The Bunkerville Retrial in Las Vegas has taken yet another turn for the worst. Judge Gloria Navarro allowed the defense to proffer several witnesses via SKYPE today. The testimony was taken out of the hearing of the jury so that she might determine if the testimony is relevant.
Included in this group was former FOX News reporter Dennis Michael Lynch, and a few citizens that were actually in the wash on April 12, 2014.
Each of the witnesses testified to the fear they felt that day watching the multiple law enforcement agencies point guns at them and hearing statements on the loudspeakers that the BLM had been given authority to shoot the protesters.
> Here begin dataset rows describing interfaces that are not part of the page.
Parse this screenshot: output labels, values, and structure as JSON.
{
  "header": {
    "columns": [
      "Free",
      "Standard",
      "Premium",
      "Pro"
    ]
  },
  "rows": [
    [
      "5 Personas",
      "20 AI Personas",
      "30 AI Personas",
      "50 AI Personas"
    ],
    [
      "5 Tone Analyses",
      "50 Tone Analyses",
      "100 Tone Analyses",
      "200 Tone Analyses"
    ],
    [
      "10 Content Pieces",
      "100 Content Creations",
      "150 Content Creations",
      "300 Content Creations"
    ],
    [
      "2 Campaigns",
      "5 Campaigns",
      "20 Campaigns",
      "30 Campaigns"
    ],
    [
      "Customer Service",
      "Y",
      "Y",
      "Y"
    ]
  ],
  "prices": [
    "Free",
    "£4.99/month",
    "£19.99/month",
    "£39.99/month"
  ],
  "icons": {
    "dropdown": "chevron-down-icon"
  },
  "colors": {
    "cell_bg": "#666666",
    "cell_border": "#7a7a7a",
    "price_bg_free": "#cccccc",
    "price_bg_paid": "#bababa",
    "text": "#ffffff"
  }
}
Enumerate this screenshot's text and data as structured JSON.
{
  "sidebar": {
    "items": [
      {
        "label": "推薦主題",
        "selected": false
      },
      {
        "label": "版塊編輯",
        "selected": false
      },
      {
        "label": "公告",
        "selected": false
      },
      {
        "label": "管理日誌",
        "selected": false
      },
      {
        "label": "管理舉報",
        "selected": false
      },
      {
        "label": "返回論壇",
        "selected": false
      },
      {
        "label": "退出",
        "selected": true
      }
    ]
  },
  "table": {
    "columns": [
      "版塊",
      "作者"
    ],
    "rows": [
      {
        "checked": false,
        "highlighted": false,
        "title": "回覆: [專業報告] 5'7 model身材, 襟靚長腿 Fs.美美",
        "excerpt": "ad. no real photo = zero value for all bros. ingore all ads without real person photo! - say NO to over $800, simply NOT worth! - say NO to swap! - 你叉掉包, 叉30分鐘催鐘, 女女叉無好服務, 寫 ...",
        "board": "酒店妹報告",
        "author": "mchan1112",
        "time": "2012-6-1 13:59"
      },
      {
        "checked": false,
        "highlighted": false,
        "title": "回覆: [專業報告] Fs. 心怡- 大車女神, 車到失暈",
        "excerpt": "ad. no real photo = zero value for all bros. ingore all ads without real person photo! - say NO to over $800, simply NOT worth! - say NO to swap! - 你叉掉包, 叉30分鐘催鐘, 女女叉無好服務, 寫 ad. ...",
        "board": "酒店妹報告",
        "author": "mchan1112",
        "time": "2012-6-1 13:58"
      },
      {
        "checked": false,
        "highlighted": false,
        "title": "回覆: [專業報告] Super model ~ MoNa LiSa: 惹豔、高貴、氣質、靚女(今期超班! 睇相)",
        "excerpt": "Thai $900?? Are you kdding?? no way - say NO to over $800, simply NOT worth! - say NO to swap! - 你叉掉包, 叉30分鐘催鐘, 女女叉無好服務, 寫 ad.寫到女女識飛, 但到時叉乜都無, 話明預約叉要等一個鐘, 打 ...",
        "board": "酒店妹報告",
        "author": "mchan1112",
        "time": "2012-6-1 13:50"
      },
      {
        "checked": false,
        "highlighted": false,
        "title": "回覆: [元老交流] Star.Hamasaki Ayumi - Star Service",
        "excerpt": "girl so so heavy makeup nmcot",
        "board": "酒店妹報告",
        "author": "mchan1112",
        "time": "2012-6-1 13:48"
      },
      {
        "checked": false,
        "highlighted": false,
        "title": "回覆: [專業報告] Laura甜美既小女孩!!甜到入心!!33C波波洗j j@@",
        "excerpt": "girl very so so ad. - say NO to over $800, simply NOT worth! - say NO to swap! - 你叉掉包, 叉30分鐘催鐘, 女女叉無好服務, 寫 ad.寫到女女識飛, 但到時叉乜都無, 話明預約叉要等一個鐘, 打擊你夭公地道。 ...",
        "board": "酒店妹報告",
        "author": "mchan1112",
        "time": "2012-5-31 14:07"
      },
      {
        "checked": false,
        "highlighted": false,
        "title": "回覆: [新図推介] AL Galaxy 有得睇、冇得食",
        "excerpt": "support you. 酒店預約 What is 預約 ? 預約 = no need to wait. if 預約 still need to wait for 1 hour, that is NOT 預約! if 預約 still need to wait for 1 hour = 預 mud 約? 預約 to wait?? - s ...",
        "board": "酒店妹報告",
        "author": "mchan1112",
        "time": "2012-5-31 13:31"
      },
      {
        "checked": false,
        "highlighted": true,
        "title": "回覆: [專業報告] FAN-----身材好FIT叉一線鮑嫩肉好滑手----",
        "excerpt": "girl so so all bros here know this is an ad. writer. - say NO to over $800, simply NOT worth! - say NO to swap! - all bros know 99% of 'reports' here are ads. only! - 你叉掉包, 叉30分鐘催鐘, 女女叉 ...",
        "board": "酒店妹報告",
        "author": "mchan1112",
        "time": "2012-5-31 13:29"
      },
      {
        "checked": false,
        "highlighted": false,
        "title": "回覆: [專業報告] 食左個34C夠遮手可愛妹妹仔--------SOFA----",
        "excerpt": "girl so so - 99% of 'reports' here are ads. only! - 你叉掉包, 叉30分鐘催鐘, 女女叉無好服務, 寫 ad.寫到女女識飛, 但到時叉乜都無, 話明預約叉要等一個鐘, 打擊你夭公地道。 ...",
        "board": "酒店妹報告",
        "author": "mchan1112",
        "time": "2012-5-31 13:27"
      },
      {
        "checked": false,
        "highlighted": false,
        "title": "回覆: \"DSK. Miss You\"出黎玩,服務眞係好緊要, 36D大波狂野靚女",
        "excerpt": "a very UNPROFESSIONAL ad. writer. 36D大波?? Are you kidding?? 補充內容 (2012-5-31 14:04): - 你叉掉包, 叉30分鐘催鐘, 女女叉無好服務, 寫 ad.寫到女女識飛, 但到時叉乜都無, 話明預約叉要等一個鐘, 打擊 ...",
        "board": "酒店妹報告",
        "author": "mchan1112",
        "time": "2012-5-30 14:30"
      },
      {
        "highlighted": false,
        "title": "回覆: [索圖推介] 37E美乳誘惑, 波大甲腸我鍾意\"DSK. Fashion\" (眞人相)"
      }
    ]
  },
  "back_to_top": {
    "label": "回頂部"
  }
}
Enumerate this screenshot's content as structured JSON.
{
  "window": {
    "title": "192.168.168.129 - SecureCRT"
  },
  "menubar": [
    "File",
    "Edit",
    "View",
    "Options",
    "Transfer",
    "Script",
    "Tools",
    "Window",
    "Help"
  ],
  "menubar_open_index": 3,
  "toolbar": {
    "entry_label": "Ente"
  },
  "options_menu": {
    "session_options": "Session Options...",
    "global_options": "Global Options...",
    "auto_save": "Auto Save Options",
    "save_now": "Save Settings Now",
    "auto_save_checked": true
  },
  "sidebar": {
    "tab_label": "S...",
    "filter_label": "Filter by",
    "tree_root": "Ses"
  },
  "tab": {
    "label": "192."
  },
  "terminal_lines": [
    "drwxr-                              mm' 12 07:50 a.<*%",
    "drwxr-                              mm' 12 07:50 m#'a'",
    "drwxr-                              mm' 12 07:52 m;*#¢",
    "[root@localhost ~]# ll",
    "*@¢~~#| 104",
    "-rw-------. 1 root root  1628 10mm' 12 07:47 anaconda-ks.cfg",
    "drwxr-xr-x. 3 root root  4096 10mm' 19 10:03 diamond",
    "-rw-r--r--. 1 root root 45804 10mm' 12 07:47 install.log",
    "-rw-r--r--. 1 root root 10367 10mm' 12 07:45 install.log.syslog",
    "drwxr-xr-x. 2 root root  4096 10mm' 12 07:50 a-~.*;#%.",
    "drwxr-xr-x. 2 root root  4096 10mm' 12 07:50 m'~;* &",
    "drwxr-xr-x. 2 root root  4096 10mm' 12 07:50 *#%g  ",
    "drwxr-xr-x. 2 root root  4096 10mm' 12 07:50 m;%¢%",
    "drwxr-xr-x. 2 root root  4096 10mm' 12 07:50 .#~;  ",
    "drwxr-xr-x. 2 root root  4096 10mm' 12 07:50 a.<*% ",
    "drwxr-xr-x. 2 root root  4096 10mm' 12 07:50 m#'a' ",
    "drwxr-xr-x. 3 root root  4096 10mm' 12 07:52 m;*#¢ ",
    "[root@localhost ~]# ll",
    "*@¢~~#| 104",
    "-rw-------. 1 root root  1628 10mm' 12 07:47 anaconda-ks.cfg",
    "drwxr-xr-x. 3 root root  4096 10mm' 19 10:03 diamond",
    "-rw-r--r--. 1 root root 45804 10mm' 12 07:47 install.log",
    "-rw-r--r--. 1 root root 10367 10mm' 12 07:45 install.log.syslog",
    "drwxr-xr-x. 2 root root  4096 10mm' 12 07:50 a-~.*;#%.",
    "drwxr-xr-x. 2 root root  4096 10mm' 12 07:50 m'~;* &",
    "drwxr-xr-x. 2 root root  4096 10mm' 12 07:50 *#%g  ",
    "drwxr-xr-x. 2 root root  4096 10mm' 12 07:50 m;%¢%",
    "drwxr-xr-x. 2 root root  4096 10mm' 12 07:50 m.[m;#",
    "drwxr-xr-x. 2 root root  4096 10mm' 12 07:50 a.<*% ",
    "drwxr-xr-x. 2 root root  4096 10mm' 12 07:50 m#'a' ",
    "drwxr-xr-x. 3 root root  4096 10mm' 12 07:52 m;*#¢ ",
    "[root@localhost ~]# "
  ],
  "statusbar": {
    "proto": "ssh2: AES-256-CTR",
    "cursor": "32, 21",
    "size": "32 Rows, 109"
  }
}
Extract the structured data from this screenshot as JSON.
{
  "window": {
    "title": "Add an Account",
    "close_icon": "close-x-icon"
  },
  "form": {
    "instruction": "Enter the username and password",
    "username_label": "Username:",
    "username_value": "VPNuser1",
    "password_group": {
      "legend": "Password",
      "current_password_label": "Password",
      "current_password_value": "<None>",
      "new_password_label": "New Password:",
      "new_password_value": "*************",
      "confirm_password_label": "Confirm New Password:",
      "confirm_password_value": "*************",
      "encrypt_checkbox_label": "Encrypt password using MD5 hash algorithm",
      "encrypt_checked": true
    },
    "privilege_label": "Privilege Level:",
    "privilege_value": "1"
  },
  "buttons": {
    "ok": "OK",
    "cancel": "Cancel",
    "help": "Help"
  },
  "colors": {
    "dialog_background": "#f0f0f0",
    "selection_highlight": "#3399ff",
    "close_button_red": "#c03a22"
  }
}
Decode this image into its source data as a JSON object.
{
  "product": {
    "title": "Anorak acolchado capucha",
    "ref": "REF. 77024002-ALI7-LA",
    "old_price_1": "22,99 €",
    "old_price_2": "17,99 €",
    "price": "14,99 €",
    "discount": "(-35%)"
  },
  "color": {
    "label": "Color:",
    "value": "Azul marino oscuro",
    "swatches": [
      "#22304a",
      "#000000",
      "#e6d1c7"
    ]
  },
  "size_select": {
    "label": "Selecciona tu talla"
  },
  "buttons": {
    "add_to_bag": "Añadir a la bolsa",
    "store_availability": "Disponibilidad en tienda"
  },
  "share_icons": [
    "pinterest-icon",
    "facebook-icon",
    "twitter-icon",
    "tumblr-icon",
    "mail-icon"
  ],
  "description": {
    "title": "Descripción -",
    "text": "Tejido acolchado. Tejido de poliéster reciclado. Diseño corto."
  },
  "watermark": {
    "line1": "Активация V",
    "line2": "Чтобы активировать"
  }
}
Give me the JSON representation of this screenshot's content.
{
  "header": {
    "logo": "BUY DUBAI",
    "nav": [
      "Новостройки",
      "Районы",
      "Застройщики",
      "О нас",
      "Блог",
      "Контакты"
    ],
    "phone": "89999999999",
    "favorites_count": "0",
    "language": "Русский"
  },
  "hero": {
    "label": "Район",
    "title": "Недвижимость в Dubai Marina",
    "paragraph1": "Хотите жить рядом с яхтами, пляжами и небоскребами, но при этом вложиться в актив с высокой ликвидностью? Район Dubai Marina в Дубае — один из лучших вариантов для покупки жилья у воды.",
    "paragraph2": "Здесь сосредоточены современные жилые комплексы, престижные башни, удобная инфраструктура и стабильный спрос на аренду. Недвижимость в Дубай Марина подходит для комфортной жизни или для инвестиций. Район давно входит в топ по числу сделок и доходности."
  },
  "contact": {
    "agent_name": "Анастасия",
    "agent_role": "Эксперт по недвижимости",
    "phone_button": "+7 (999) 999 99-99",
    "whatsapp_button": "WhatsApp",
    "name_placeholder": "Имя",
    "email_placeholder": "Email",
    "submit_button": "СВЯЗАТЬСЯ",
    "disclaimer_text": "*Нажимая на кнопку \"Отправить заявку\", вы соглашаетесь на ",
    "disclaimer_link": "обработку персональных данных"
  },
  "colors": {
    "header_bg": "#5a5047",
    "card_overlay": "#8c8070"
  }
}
“If you move forward you can be shot,” Lynch said, reciting the message.
“I thought we might die in the wash that day,” Kenneth Rhoades testified.
The same testimony was repeated throughout the day. However, when it was all said and done, Judge Navarro said that this testimony was not relevant to the case so she will not allow it to be presented to the jury.
With the jury box empty, defense attorneys called four witnesses Wednesday in the retrial of four Bunkerville standoff defendants.
U.S. District Judge Gloria Navarro allowed three men and one woman, each of whom attended the April 2014 protest, to give proffer statements or a preview of what they might tell a jury. But the judge ruled that jurors should not hear their testimony because none of them offered evidence of self-defense the men on trial hoped to claim.
All of the witnesses testified via Skype.